By Hunter Dublin | September 13, 2022
Amanda Aguilar experienced terrible morning sickness early in her pregnancy, occasionally making it difficult for her to eat. Aguilar was charged with felony child neglect for using medical marijuana during her pregnancy to cope with morning sickness
Aguilar who is 33 said she stopped using marijuana after her third month of pregnancy and tested negative for the drug after her healthy son was born in October 2020. Her doctor had previously approved a medical marijuana license for her. However, the hospital discovered marijuana in her infant's stool.
Aguilar was charged with child negligence, a felony, two months later by the district attorney of her rural county near the Kansas border. She recently declined to comment on the advice of her public defender because she has decided to fight the charge.

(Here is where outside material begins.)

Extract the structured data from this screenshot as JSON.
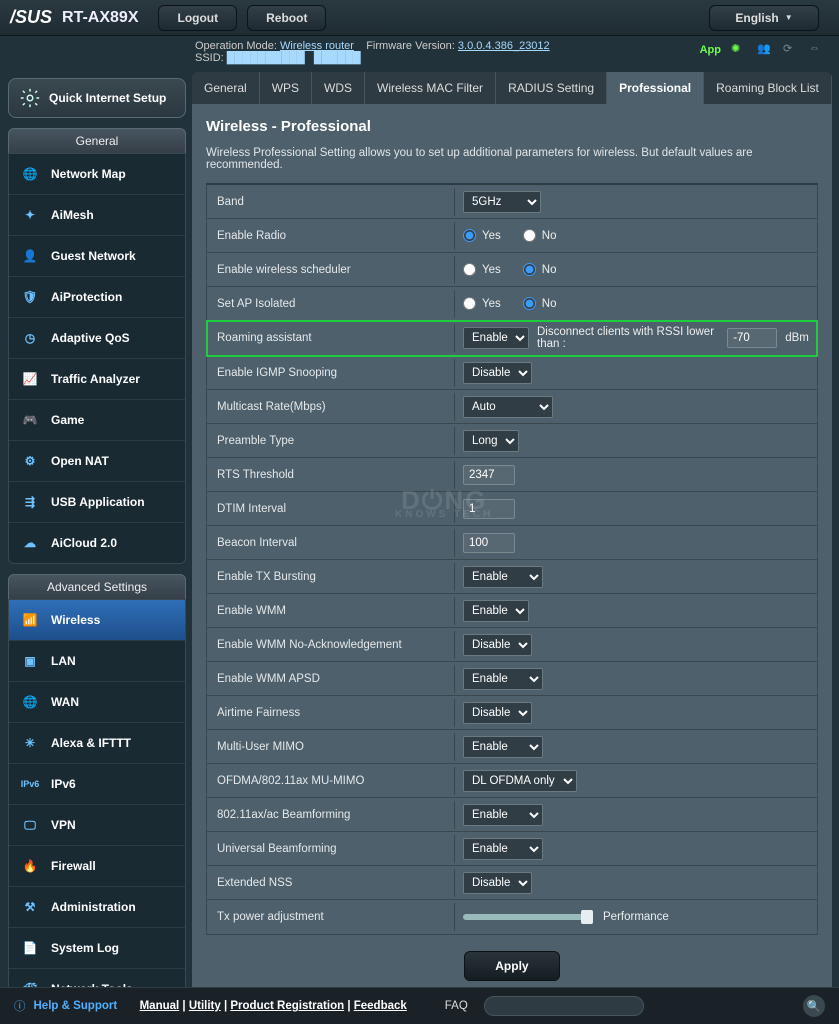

According to a Frontier investigation, she is one of at least 26 women charged with felony child neglect in Oklahoma since 2019 for using marijuana during their pregnancies. Although prior offenders pled guilty and received probation, the offense in Oklahoma carries a sentence of up to life in prison.
At least eight of the ladies held state medical marijuana certificates, which allow holders to legally purchase and use cannabis upon a doctor's prescription.
As stated by the nonprofit National Advocates for Pregnant Women, which keeps track of pregnancy charges, these cases from Oklahoma are the only ones of this nature that the organization is aware of.
In Alabama, pregnant women who filled their doctor's prescriptions for medicine have been charged. After the birth of her son in 2019, authorities in Arizona put one mother on a career-limiting child abuse registry, alleging that she had neglected her unborn kid by smoking marijuana while in possession of a medical marijuana license.
The appeals court found that medicinal marijuana was comparable to any medication administered under a doctor's supervision, which led to the case being reversed earlier this year.
Future charges in Oklahoma are likely to hinge on whether medical marijuana can be classified as an "illegal drug." According to decisions made in 2020 and 2021 by the state Court of Criminal Appeals, women in Oklahoma who use illegal narcotics while pregnant may be charged with child neglect.
All of these decisions concerned pregnant women who had used methamphetamine. Although marijuana is typically allowed for adults in the state, provided they have a license from the Oklahoma Medical Marijuana Authority, women have been prosecuted here even after giving birth to healthy infants.
According to the organization, no laws forbid pregnant women from using the substance or possessing a license, and there are also no consequences for doing so. Before approving a patient for a medicinal marijuana license in Oklahoma, doctors are not required to inquire if the patient is pregnant or could become pregnant.
Similar to the packaging for cigarettes, medical licenses and cannabis products in the state have to advise warnings against usage during pregnancy. Pregnant women are advised not to use marijuana, cigarettes, alcohol, or other drugs. One of the two-state prosecutors who had filed charges against pregnant women, Brian Hermanson, has not replied to numerous recent requests for comment. He has claimed in previous interviews that the warnings on Oklahoma's medical marijuana license support his claims that mothers should not use drugs while pregnant. "If they make bad decisions about using drugs while pregnant, they're probably going to make other bad decisions when raising the child," he said last November.